Web page and app entries:

"""

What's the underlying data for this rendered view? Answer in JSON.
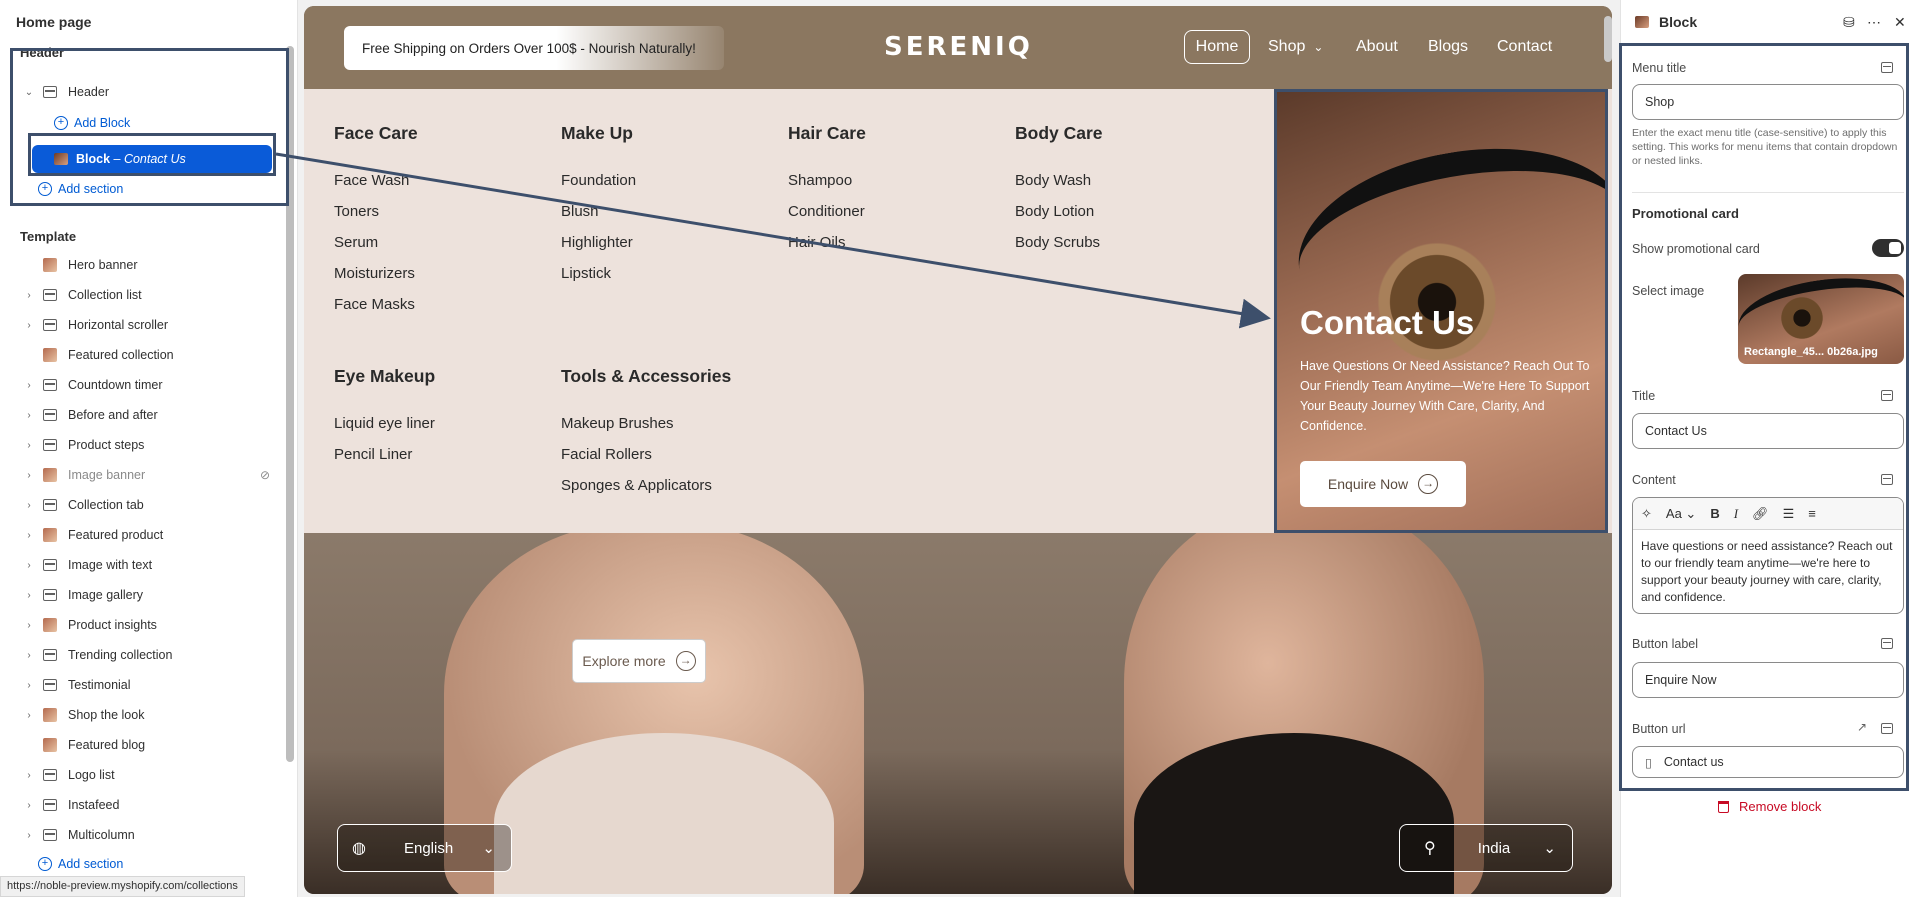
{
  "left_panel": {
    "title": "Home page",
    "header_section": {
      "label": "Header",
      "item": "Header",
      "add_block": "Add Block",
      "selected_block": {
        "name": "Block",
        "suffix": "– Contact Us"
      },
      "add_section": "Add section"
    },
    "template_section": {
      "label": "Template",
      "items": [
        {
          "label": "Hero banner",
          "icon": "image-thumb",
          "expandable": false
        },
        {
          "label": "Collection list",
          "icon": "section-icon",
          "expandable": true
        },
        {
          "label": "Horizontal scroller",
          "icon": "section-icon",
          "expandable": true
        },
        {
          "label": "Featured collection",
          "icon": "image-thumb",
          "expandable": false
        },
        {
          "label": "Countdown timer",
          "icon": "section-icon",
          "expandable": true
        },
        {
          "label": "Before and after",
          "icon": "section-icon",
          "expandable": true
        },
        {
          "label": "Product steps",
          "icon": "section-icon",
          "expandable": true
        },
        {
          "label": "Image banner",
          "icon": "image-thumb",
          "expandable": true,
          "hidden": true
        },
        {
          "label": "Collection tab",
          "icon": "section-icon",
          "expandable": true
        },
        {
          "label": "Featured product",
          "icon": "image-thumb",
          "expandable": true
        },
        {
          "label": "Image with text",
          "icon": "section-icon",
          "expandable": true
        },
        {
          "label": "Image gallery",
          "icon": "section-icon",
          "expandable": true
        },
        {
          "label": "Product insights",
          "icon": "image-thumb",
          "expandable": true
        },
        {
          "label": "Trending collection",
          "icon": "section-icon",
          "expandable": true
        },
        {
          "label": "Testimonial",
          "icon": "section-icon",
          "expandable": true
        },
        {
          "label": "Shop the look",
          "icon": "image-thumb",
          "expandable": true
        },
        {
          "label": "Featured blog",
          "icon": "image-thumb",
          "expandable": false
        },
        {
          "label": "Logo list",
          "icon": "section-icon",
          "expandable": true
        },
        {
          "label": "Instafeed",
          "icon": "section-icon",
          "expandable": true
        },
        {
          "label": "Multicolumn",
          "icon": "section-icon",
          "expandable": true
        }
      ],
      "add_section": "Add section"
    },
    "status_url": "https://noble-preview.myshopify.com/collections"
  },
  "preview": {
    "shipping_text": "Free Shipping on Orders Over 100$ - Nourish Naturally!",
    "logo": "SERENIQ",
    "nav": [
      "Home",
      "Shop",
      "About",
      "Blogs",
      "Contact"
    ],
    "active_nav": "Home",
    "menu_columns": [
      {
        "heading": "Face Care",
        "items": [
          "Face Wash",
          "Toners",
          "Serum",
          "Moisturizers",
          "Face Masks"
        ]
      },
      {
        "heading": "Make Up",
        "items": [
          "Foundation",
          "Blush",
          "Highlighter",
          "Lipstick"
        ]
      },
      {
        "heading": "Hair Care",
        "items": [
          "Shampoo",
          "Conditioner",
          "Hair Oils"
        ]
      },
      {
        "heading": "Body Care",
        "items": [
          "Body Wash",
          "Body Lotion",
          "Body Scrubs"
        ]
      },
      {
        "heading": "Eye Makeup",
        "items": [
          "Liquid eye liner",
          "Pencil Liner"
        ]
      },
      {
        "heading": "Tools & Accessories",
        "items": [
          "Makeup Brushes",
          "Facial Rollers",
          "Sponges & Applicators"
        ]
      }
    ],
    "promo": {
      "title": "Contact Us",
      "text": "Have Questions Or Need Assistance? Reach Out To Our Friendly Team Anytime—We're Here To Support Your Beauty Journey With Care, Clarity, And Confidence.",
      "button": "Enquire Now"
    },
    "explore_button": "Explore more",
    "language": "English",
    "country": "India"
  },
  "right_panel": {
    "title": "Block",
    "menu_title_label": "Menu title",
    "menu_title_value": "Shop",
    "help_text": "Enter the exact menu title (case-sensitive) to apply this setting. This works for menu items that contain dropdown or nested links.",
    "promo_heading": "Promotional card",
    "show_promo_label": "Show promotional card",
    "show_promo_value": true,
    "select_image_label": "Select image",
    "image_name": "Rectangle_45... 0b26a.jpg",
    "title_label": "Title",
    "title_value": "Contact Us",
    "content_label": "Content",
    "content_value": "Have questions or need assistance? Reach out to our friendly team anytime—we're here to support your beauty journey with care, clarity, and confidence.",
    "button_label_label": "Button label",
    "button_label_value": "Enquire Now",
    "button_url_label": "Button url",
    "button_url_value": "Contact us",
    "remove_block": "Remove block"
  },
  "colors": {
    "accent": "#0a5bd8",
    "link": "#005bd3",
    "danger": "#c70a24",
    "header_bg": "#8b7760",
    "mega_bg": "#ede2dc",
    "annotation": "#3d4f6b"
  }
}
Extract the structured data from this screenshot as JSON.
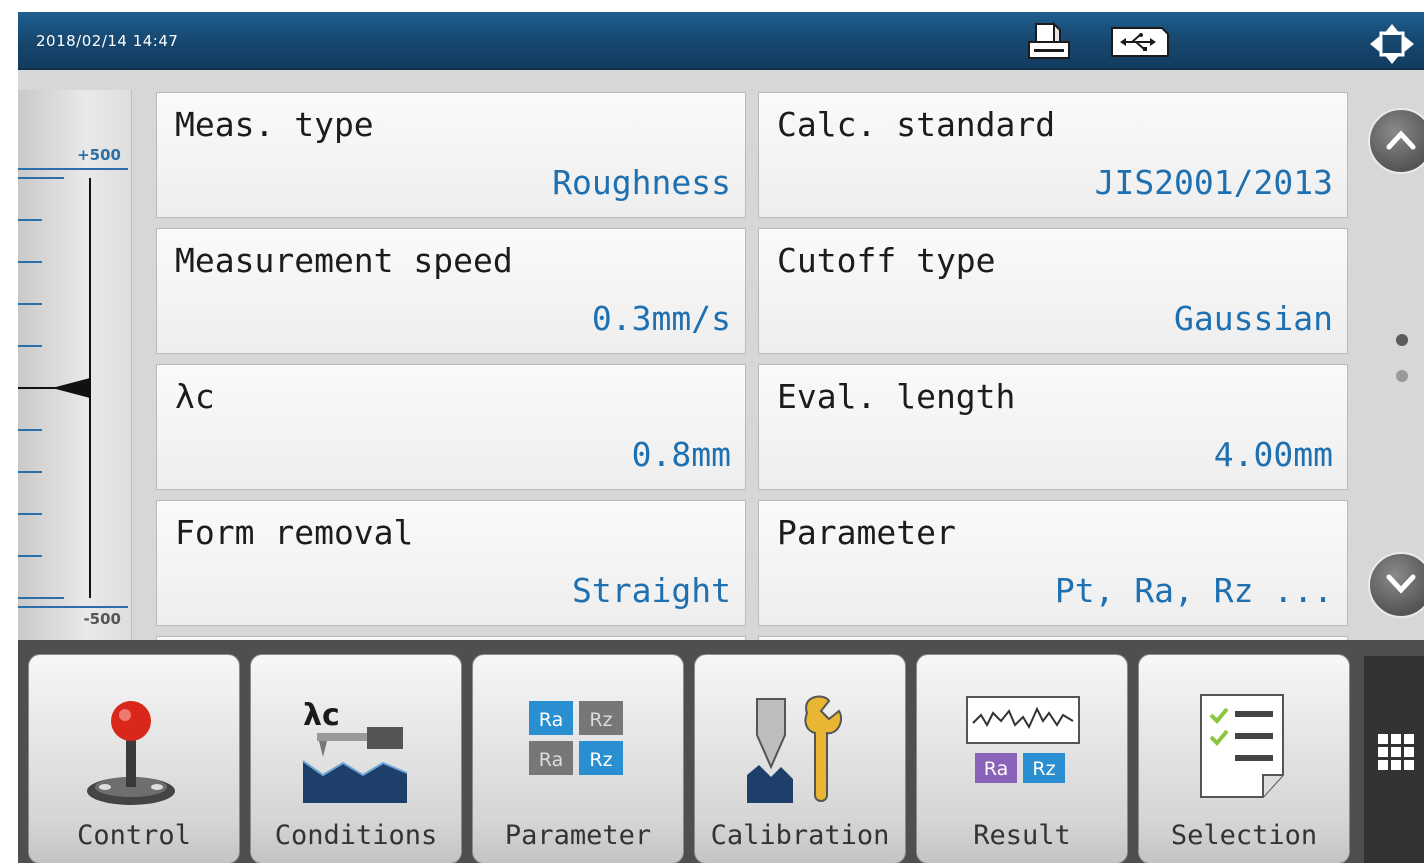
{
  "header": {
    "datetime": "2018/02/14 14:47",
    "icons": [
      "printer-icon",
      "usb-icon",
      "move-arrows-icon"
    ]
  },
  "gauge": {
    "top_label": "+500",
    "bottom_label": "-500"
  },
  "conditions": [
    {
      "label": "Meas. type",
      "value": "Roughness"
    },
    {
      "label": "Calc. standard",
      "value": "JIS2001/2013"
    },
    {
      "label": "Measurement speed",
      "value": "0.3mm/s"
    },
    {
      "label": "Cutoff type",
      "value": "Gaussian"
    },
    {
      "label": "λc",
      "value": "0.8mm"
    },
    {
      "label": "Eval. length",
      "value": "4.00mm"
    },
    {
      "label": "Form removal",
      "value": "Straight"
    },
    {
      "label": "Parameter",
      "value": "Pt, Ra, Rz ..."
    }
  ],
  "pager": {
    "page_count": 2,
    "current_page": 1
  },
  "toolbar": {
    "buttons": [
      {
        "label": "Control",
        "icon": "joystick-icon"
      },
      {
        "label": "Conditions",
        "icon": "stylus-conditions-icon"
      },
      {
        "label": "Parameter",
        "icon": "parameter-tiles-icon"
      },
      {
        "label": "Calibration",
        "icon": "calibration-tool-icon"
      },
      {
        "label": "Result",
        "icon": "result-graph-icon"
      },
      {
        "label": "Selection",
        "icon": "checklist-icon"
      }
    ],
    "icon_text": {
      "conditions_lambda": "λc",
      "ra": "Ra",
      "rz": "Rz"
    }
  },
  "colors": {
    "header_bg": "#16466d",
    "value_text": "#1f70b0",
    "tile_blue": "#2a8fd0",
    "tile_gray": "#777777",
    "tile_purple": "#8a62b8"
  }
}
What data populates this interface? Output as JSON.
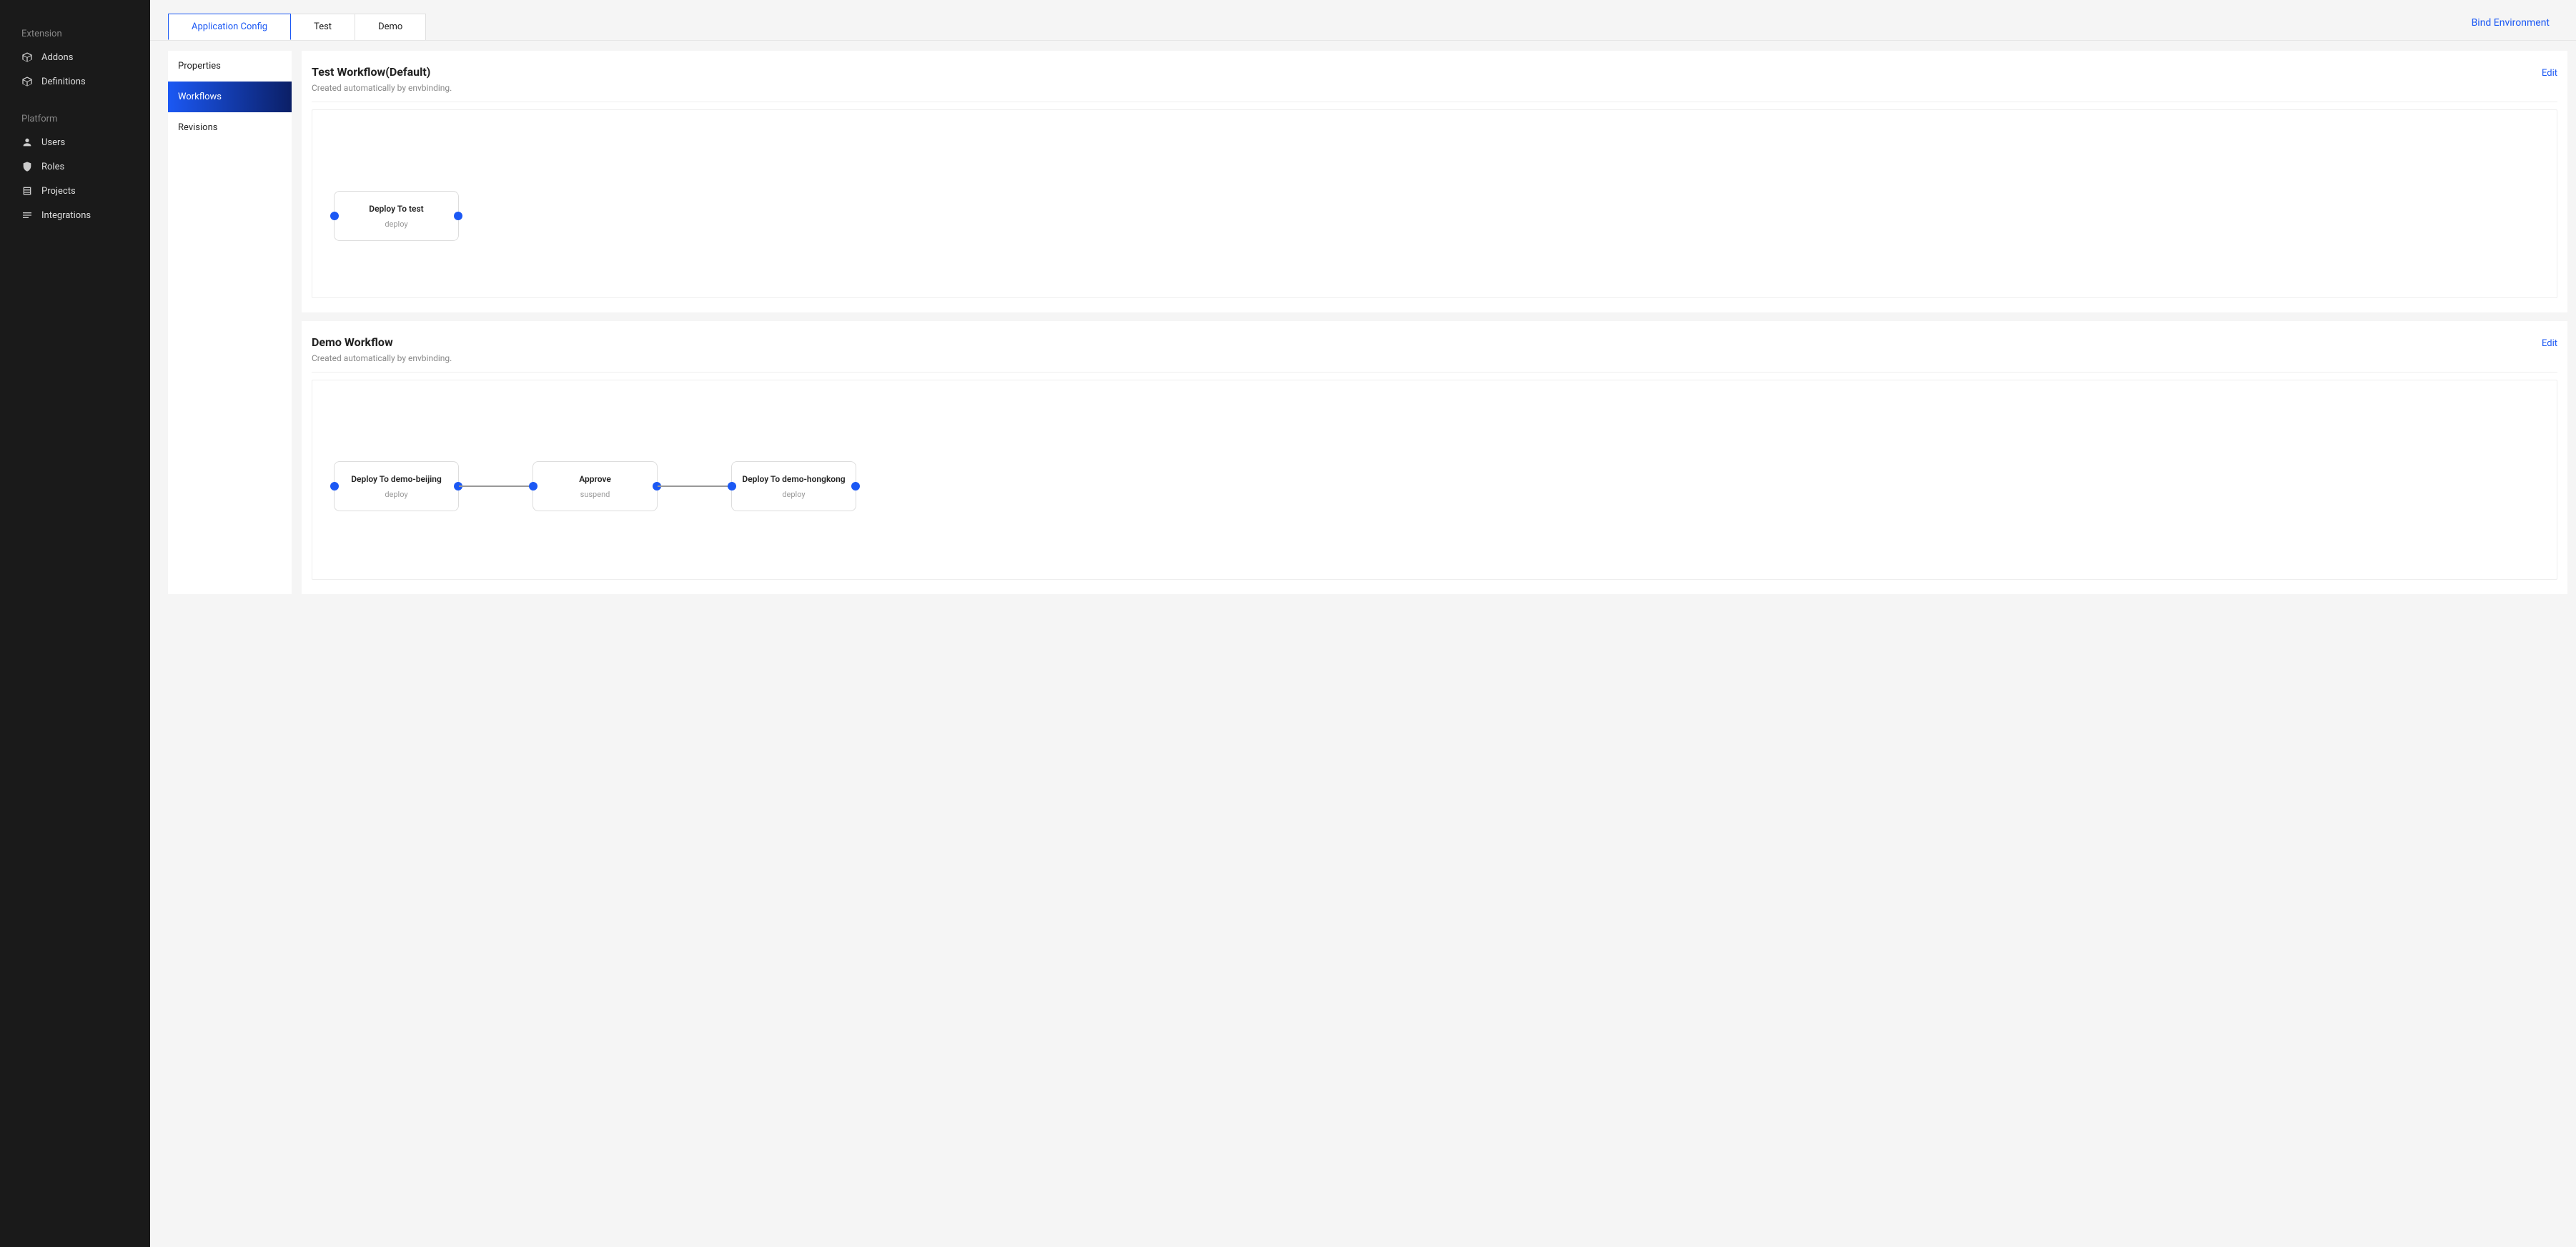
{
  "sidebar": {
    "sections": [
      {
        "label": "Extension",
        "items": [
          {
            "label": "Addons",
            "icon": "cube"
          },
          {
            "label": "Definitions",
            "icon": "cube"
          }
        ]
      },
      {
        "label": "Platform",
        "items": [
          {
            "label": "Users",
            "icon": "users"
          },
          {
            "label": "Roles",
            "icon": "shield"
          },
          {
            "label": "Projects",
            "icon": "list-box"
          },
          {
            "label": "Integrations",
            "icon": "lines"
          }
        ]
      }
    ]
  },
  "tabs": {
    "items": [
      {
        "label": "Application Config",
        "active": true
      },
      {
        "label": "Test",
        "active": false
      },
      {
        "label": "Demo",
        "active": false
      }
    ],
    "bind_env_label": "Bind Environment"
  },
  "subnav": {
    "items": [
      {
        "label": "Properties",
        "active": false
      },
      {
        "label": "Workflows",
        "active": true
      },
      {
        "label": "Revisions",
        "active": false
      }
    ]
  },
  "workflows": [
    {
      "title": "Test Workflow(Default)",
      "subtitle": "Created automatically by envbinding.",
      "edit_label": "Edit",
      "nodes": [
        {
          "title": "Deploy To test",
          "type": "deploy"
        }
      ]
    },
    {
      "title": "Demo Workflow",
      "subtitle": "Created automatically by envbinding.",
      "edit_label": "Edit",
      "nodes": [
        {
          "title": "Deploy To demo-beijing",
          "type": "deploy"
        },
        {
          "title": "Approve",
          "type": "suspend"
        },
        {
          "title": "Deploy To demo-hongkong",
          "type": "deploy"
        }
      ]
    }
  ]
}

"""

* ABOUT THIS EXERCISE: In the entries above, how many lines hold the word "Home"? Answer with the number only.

* EXERCISE RESPONSE: 3